Each entry that follows should be retyped in full and exactly.

(Web page and app entries)
********************
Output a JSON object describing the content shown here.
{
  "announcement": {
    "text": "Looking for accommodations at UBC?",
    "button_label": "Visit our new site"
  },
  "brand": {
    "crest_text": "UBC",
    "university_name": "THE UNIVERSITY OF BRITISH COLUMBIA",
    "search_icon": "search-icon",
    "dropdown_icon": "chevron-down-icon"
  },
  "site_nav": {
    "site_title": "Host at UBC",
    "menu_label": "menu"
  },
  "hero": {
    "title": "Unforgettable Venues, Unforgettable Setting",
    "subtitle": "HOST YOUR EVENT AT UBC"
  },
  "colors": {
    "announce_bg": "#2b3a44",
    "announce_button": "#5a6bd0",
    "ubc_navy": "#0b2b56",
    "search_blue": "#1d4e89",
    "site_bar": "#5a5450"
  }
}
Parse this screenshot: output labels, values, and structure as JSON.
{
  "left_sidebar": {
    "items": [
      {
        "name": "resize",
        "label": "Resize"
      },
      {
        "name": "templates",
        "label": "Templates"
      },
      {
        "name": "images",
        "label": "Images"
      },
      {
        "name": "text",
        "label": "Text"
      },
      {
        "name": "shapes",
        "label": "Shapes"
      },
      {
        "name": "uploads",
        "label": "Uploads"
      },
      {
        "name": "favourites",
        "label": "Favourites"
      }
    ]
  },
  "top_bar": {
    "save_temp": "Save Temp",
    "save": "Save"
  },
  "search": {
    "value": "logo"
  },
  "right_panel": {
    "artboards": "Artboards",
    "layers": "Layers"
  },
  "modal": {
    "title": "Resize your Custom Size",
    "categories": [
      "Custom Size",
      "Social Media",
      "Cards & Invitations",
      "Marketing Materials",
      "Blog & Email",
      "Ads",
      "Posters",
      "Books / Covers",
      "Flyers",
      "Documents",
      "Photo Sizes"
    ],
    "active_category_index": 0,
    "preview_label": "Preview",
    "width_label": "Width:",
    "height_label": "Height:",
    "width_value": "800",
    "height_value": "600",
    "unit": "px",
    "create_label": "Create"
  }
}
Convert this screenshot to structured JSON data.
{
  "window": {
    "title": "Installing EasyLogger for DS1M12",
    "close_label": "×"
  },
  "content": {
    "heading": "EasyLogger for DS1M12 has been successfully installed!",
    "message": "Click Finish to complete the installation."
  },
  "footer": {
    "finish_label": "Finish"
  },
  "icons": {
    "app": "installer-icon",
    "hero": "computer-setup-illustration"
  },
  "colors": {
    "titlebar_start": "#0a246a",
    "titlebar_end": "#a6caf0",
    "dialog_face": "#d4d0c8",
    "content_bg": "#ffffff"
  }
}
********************
- _ANSWER TO THE PROBLEM_
Output a JSON object describing the content shown here.
{
  "announcement": {
    "text": "Looking for accommodations at UBC?",
    "button_label": "Visit our new site"
  },
  "brand": {
    "crest_text": "UBC",
    "university_name": "THE UNIVERSITY OF BRITISH COLUMBIA",
    "search_icon": "search-icon",
    "dropdown_icon": "chevron-down-icon"
  },
  "site_nav": {
    "site_title": "Host at UBC",
    "menu_label": "menu"
  },
  "hero": {
    "title": "Unforgettable Venues, Unforgettable Setting",
    "subtitle": "HOST YOUR EVENT AT UBC"
  },
  "colors": {
    "announce_bg": "#2b3a44",
    "announce_button": "#5a6bd0",
    "ubc_navy": "#0b2b56",
    "search_blue": "#1d4e89",
    "site_bar": "#5a5450"
  }
}
Parse this screenshot: output labels, values, and structure as JSON.
{
  "left_sidebar": {
    "items": [
      {
        "name": "resize",
        "label": "Resize"
      },
      {
        "name": "templates",
        "label": "Templates"
      },
      {
        "name": "images",
        "label": "Images"
      },
      {
        "name": "text",
        "label": "Text"
      },
      {
        "name": "shapes",
        "label": "Shapes"
      },
      {
        "name": "uploads",
        "label": "Uploads"
      },
      {
        "name": "favourites",
        "label": "Favourites"
      }
    ]
  },
  "top_bar": {
    "save_temp": "Save Temp",
    "save": "Save"
  },
  "search": {
    "value": "logo"
  },
  "right_panel": {
    "artboards": "Artboards",
    "layers": "Layers"
  },
  "modal": {
    "title": "Resize your Custom Size",
    "categories": [
      "Custom Size",
      "Social Media",
      "Cards & Invitations",
      "Marketing Materials",
      "Blog & Email",
      "Ads",
      "Posters",
      "Books / Covers",
      "Flyers",
      "Documents",
      "Photo Sizes"
    ],
    "active_category_index": 0,
    "preview_label": "Preview",
    "width_label": "Width:",
    "height_label": "Height:",
    "width_value": "800",
    "height_value": "600",
    "unit": "px",
    "create_label": "Create"
  }
}
Convert this screenshot to structured JSON data.
{
  "window": {
    "title": "Installing EasyLogger for DS1M12",
    "close_label": "×"
  },
  "content": {
    "heading": "EasyLogger for DS1M12 has been successfully installed!",
    "message": "Click Finish to complete the installation."
  },
  "footer": {
    "finish_label": "Finish"
  },
  "icons": {
    "app": "installer-icon",
    "hero": "computer-setup-illustration"
  },
  "colors": {
    "titlebar_start": "#0a246a",
    "titlebar_end": "#a6caf0",
    "dialog_face": "#d4d0c8",
    "content_bg": "#ffffff"
  }
}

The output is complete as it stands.